Minnesota students get hands-on experience with engineering

Middle school students competed in an engineering competition at the University on Thursday.

by Raghav Mehta

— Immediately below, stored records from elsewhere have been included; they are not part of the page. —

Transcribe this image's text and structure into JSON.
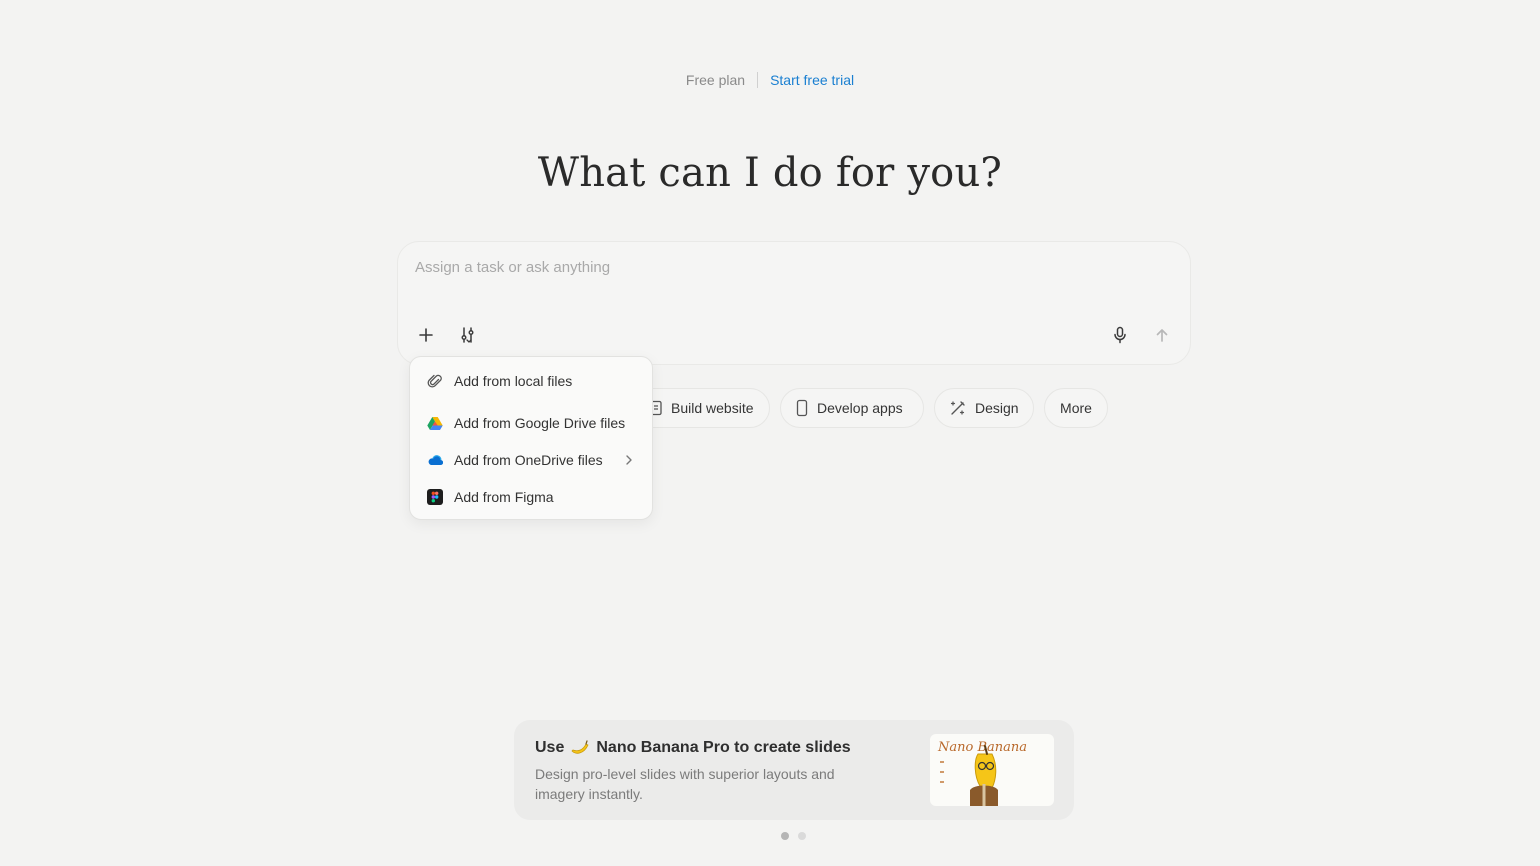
{
  "header": {
    "plan_label": "Free plan",
    "trial_link": "Start free trial"
  },
  "main": {
    "title": "What can I do for you?"
  },
  "composer": {
    "placeholder": "Assign a task or ask anything",
    "value": "",
    "icons": {
      "add": "plus-icon",
      "tools": "tools-icon",
      "mic": "microphone-icon",
      "send": "arrow-up-icon"
    }
  },
  "attach_menu": {
    "items": [
      {
        "label": "Add from local files",
        "icon": "paperclip-icon"
      },
      {
        "label": "Add from Google Drive files",
        "icon": "google-drive-icon"
      },
      {
        "label": "Add from OneDrive files",
        "icon": "onedrive-icon",
        "has_submenu": true
      },
      {
        "label": "Add from Figma",
        "icon": "figma-icon"
      }
    ]
  },
  "quick_actions": [
    {
      "label": "Build website",
      "icon": "browser-icon"
    },
    {
      "label": "Develop apps",
      "icon": "phone-icon"
    },
    {
      "label": "Design",
      "icon": "design-wand-icon"
    },
    {
      "label": "More",
      "icon": ""
    }
  ],
  "promo": {
    "title_prefix": "Use",
    "title_suffix": "Nano Banana Pro to create slides",
    "description": "Design pro-level slides with superior layouts and imagery instantly.",
    "thumbnail_text": "Nano Banana",
    "icon": "banana-icon"
  },
  "carousel": {
    "count": 2,
    "active_index": 0
  },
  "colors": {
    "background": "#f3f3f2",
    "link": "#1a7fd1",
    "text": "#2f2f2f",
    "muted": "#8a8a8a"
  }
}
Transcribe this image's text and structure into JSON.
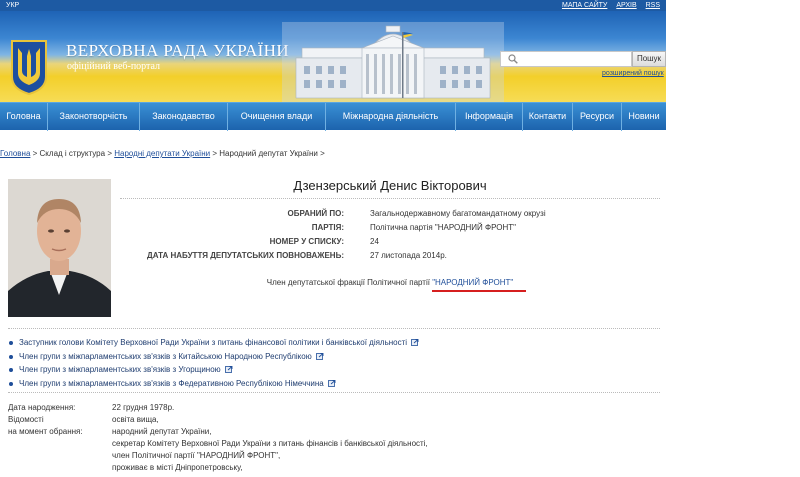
{
  "topbar": {
    "lang": "УКР",
    "links": [
      "МАПА САЙТУ",
      "АРХІВ",
      "RSS"
    ]
  },
  "header": {
    "title": "ВЕРХОВНА РАДА УКРАЇНИ",
    "subtitle": "офіційний веб-портал"
  },
  "search": {
    "placeholder": "",
    "button": "Пошук",
    "advanced": "розширений пошук"
  },
  "nav": [
    "Головна",
    "Законотворчість",
    "Законодавство",
    "Очищення влади",
    "Міжнародна діяльність",
    "Інформація",
    "Контакти",
    "Ресурси",
    "Новини"
  ],
  "breadcrumb": {
    "home": "Головна",
    "sep": " > ",
    "part2": "Склад і структура",
    "part3": "Народні депутати України",
    "part4": "Народний депутат України",
    "tail": " >"
  },
  "deputy": {
    "name": "Дзензерський Денис Вікторович",
    "fields": [
      {
        "label": "ОБРАНИЙ ПО:",
        "value": "Загальнодержавному багатомандатному окрузі"
      },
      {
        "label": "ПАРТІЯ:",
        "value": "Політична партія \"НАРОДНИЙ ФРОНТ\""
      },
      {
        "label": "НОМЕР У СПИСКУ:",
        "value": "24"
      },
      {
        "label": "ДАТА НАБУТТЯ ДЕПУТАТСЬКИХ ПОВНОВАЖЕНЬ:",
        "value": "27 листопада 2014р."
      }
    ],
    "faction_prefix": "Член депутатської фракції Політичної партії ",
    "faction_name": "\"НАРОДНИЙ ФРОНТ\"",
    "roles": [
      "Заступник голови Комітету Верховної Ради України з питань фінансової політики і банківської діяльності",
      "Член групи з міжпарламентських зв'язків з Китайською Народною Республікою",
      "Член групи з міжпарламентських зв'язків з Угорщиною",
      "Член групи з міжпарламентських зв'язків з Федеративною Республікою Німеччина"
    ],
    "bio": {
      "birth_label": "Дата народження:",
      "birth_value": "22 грудня 1978р.",
      "info_label1": "Відомості",
      "info_label2": "на момент обрання:",
      "lines": [
        "освіта вища,",
        "народний депутат України,",
        "секретар Комітету Верховної Ради України з питань фінансів і банківської діяльності,",
        "член Політичної партії \"НАРОДНИЙ ФРОНТ\",",
        "проживає в місті Дніпропетровську,"
      ]
    }
  },
  "colors": {
    "topbar": "#1d5aa3",
    "nav": "#2a78c4",
    "link": "#1f4e99",
    "underline": "#d61f1f"
  }
}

Equipped with glue guns, goggles and hand saws, middle-school students from across the state gathered at the University of Minnesota on Thursday morning for a hands-on introduction to the world of mechanical engineering. More than 60 students divided into 20 teams were given three and a half hours to construct wooden crane models powered by hydraulics (water) and pneumatics (air) âÄî two types of fluid power technology âÄî using hoses and syringes. The National Fluid Power Competition is a youth education outreach program funded by the National Fluid Power Association and hosted by the University of MinnesotaâÄôs Efficient Fluid Power Research Center. âÄúThereâÄôs a big push to promote science, engineering and mathematicsâÄù said Alyssa Burger, education outreach director for the center. University graduate student and competition organizer Stephen Sedler said itâÄôs a good introduction for students to apply concepts theyâÄôd otherwise only learn about in the classroom. As teams worked diligently together, a panel of judges that included professional engineers observed and evaluated each teamâÄôs progress. Paul Fiecke, an engineer and event judge, said the criteria for evaluation was based on the teams ability to work together, their decision-making process and ability to brainstorm ideas for designs. Students had to build a crane that could move wooden cylinders onto a three-step platform. Students received more points the further they were able to move the cylinders with their machines. Fiecke believes the fluid power program has the potential to spark interest in the engineering field for a younger demographic and also educate the youth about the applications of fluid power. Highland Park Junior High student Nora Martin said she joined the program because it was something new and although the competition didnâÄôt inspire her to pursue a career in engineering. The NFPA started holding competitions two years ago and this yearâÄôs is the first to be held in Minnesota. The first competition took place in Milwaukee with four teams participating. By the following year, the number of participants skyrocketed with twenty teams signing up to compete. Burger said âÄútheyâÄôre driving interests in [engineering], and I think thatâÄôs what the ultimate goal is.âÄù